The first thing I had to do once on the water was to go through the calibration procedure for heading sensor, which consists of initiating the calibration sequence via the remote by completing two tight clockwise circles in the boat using the trolling motor. Easy. There is an additional calibration required if the heading sensor puck is not aligned perfectly, but mine is good enough. Now lets go fishing.
Living in Arizona, of course we can fish year round, but the bite definitely slows in the winter, which for me means a lot more jig fishing. When I purchased the Ultrex, I wasn’t sure how much I would use the remote, like many others who have considered not installing the heading sensor. My takeaway from my first trip is that the “spotlock and jog features,” which require the heading sensor, are the absolute best features on the new Ultrex.
Deployment and Return: It is amazing how easily a brand new trolling motor deploys and returns, that is a big back saver. The new Ultrex comes with a steel cable, which is far superior to the old poly cord they used, but it is about a foot too long, I will have to shorten it. For the first few months, I will physically need to make sure the unit is completely locked in the stow position when I move on the water, as I have a padded front deck and it will take a while for the stabilizer to create a nice divot in the pad so it seats properly each time.

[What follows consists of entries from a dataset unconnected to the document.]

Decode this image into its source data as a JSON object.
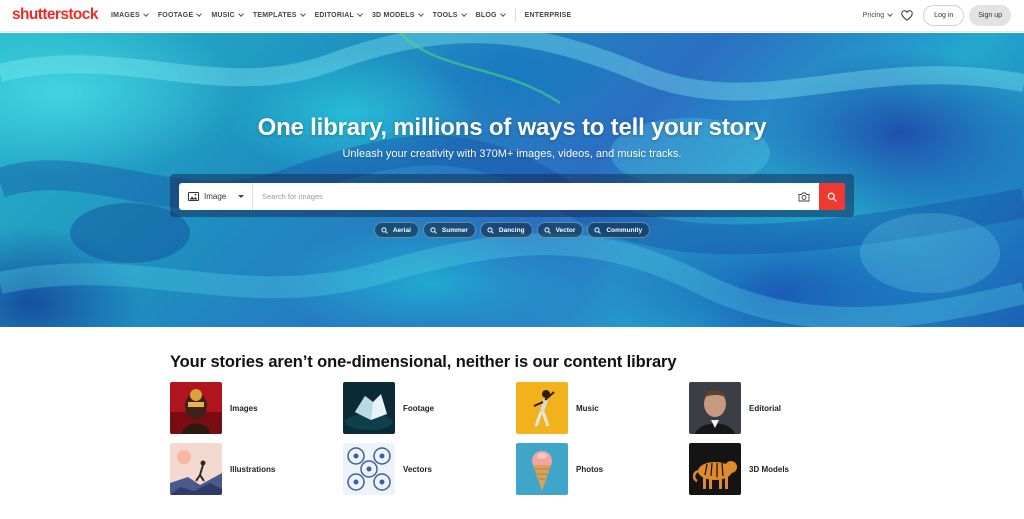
{
  "header": {
    "logo_main": "shutterst",
    "logo_o": "o",
    "logo_end": "ck",
    "nav": [
      {
        "label": "IMAGES",
        "dropdown": true
      },
      {
        "label": "FOOTAGE",
        "dropdown": true
      },
      {
        "label": "MUSIC",
        "dropdown": true
      },
      {
        "label": "TEMPLATES",
        "dropdown": true
      },
      {
        "label": "EDITORIAL",
        "dropdown": true
      },
      {
        "label": "3D MODELS",
        "dropdown": true
      },
      {
        "label": "TOOLS",
        "dropdown": true
      },
      {
        "label": "BLOG",
        "dropdown": true
      },
      {
        "label": "ENTERPRISE",
        "dropdown": false
      }
    ],
    "pricing_label": "Pricing",
    "login_label": "Log in",
    "signup_label": "Sign up"
  },
  "hero": {
    "title": "One library, millions of ways to tell your story",
    "subtitle": "Unleash your creativity with 370M+ images, videos, and music tracks.",
    "search": {
      "type_label": "Image",
      "placeholder": "Search for images"
    },
    "chips": [
      "Aerial",
      "Summer",
      "Dancing",
      "Vector",
      "Community"
    ]
  },
  "section": {
    "title": "Your stories aren’t one-dimensional, neither is our content library",
    "categories": [
      {
        "label": "Images",
        "icon": "portrait-thumbnail"
      },
      {
        "label": "Footage",
        "icon": "iceberg-thumbnail"
      },
      {
        "label": "Music",
        "icon": "dancer-thumbnail"
      },
      {
        "label": "Editorial",
        "icon": "celebrity-thumbnail"
      },
      {
        "label": "Illustrations",
        "icon": "hiker-illustration-thumbnail"
      },
      {
        "label": "Vectors",
        "icon": "pattern-thumbnail"
      },
      {
        "label": "Photos",
        "icon": "ice-cream-thumbnail"
      },
      {
        "label": "3D Models",
        "icon": "tiger-thumbnail"
      }
    ]
  },
  "colors": {
    "brand_red": "#ee2b24",
    "search_button": "#ee3a30"
  }
}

The foot pedal is much easier to use than the Fortrex pedal, though it looks the same and functions the same, it certainly is like power steering. I use a stand up seat and had grown accustomed to a certain amount of pressure on my steering leg. What I discovered is that the Ultrex pedal turns with much less pressure, so I will need to change how much pressure I apply to the pedal. By the end of the day I was already getting used to it so my turns were much smoother. The pedal has activity lights that are easy to see so you can tell which features are active. In addition, there are also big buttons on the pedal that can activate the features instead of using the remote.
The bite was a little slow so decided to do some jig fishing, so I pulled up on a point and decided to give spotlock a try. I nosed the boat into the point and activated spot lock through the remote, the Ultrex chirped a couple of times letting me know it was activated, and then the unit came to life and proceeded to maintain my water position. There was not much wind so it was only a minor test on the unit, but every once in a while the head would automatically turn and run the prop to push the bow of the boat back to its original position. After admiring the unit for a couple of minutes, it was time to get to fishing. I wanted to back off the point a bit, so I used the jog feature by pressing one of the 4 direction buttons, and the unit directed the boat slowly back off the point, 5 feet at a time. By now the wind had swung the stern of the boat around so it was parallel with the bank, so I walked to the back of the boat in order to fish some water that was now 21 feet closer. After working this area for a bit, while still at the back of the boat, I used the remote to once again jog the boat a few feet. Awesome! You are certain to lose a few jigs in the rocks, which I did, but with spotlock “on” I was able to retie without fear of the boat being blown into the bank. Super! I decided to move further down the bank at a quicker pace, so I simply stepped on the pedal and spotlock was immediately deactivated.
I am usually slow to buy the latest gadgets, as there are usually bugs that need to be worked out, or maybe it doesn’t provide the benefits I thought it would (Spotlight transducer). But I have to say the Ultrex, though pricey ($2200), is absolutely awesome. And no I am not a Minnkota sponsored fisherman.